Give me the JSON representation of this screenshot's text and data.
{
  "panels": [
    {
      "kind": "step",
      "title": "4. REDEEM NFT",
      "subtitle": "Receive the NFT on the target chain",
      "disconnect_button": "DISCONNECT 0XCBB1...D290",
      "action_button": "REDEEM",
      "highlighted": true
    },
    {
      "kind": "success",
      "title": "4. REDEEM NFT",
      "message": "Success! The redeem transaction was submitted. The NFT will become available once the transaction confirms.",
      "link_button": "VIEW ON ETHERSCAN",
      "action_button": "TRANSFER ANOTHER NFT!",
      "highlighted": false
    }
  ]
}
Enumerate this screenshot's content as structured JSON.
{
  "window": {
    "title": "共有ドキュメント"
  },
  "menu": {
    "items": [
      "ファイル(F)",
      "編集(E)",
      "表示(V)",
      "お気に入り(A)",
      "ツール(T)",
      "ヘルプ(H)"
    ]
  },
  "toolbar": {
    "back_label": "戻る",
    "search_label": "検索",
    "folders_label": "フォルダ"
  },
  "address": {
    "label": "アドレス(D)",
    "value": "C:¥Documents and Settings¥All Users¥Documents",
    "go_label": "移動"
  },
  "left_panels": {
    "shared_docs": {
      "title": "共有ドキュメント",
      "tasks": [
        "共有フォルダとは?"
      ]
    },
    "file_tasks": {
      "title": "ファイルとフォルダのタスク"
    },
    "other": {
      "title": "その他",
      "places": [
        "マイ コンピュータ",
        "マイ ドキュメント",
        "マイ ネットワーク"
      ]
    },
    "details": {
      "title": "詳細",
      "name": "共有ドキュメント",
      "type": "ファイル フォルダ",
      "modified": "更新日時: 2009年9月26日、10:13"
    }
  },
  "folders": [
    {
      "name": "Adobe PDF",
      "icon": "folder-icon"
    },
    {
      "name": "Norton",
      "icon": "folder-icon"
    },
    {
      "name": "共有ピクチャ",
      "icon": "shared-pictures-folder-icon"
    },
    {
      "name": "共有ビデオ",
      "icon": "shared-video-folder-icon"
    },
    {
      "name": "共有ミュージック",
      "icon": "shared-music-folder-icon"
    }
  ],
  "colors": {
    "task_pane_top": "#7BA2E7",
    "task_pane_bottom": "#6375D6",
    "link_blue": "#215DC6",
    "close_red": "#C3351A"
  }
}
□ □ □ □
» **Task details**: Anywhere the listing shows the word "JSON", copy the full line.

» **Result of the exercise**:
Give me the JSON representation of this screenshot's text and data.
Enumerate this screenshot's content as structured JSON.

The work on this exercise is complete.